The buyer said he would send a check to cover the cost of the tires and make arrangements to pick up the tires after the check had cleared.
After a couple of days without hearing from Ratner, Reimer received an email indicating a “family emergency” had delayed the payment and that the wrong check had been sent to him.
The email says the check had been made out to him but for the wrong amount. Instead of $325 that had been agreed upon, the check was written out for $1,850.
The email instructed Reimer to cash the check at his bank and send the balance back to him in the form of a Western Union Money Gram.
It was this stipulation that prompted Reimer to contact the Kentucky State Police.
“When I got the envelope with the check, I didn’t even open it. I opened it in front of the state police,” Reimer said.
The state police confirmed it was most likely a fairly common scam.
When the check is cashed through someone’s bank account, if the check comes back as bad, the amount of the check is removed from the casher’s account.
Ratner used a Tampa, Fla. address. The check was written from Old Republic Title Agency in Phoenix, Ariz. but the FedEx envelope that contained the check carried a Las Vegas, Nev. address.

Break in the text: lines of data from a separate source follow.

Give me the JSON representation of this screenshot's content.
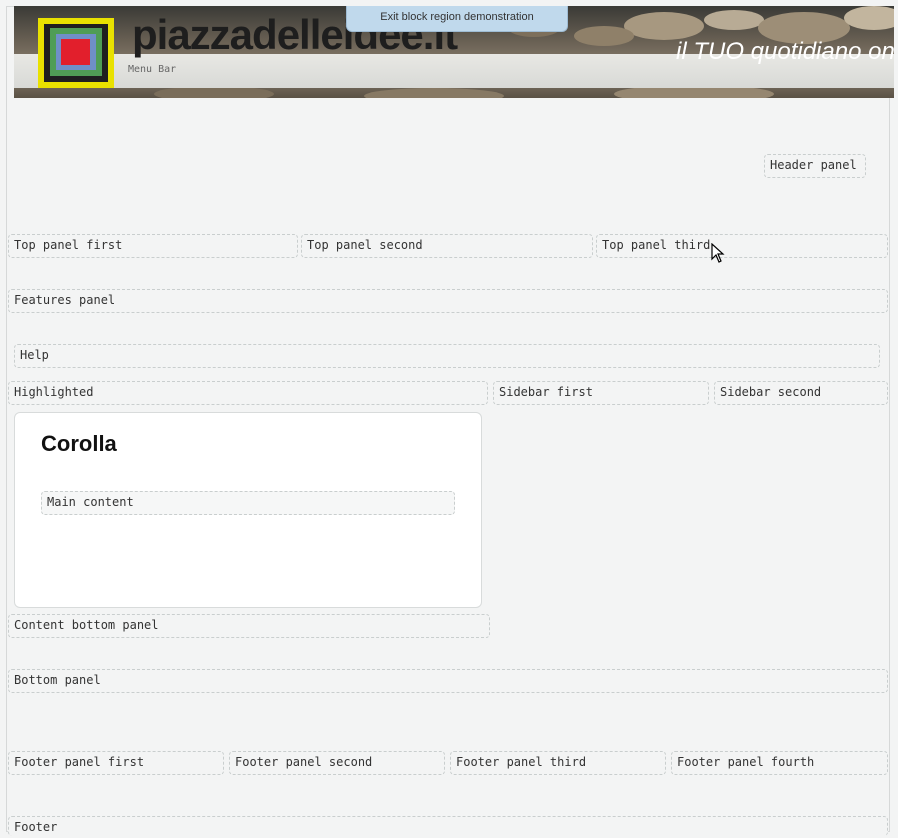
{
  "header": {
    "site_name": "piazzadelleidee.it",
    "slogan": "il TUO quotidiano online",
    "menu_bar": "Menu Bar",
    "exit_button": "Exit block region demonstration"
  },
  "regions": {
    "header_panel": "Header panel",
    "top_panel_first": "Top panel first",
    "top_panel_second": "Top panel second",
    "top_panel_third": "Top panel third",
    "features_panel": "Features panel",
    "help": "Help",
    "highlighted": "Highlighted",
    "sidebar_first": "Sidebar first",
    "sidebar_second": "Sidebar second",
    "main_content": "Main content",
    "content_bottom_panel": "Content bottom panel",
    "bottom_panel": "Bottom panel",
    "footer_panel_first": "Footer panel first",
    "footer_panel_second": "Footer panel second",
    "footer_panel_third": "Footer panel third",
    "footer_panel_fourth": "Footer panel fourth",
    "footer": "Footer"
  },
  "main": {
    "title": "Corolla"
  },
  "colors": {
    "background": "#f3f4f4",
    "exit_button_bg": "#c0d9ec",
    "logo_red": "#e21f2c",
    "logo_yellow": "#e9e100",
    "logo_green": "#4f9d55"
  },
  "icons": {
    "cursor": "mouse-pointer-icon",
    "logo": "site-logo"
  }
}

As police began to investigate the matter, Ratner began sending panicky emails and threats of legal action when the check was not cashed.
“Hello, is like you think am kidding with what I said about the FBI. Okay am gonna track you down for sure because I don’t believe people like you should exist ... Someone will Scam you or Gun you down soonest ... you are running away with my money and a big thief,” one email from Ratner said.
Under advisement of the state police, who are still conducting an investigation, Reimer is no longer in contact with Ratner and has turned the matter over to law enforcement.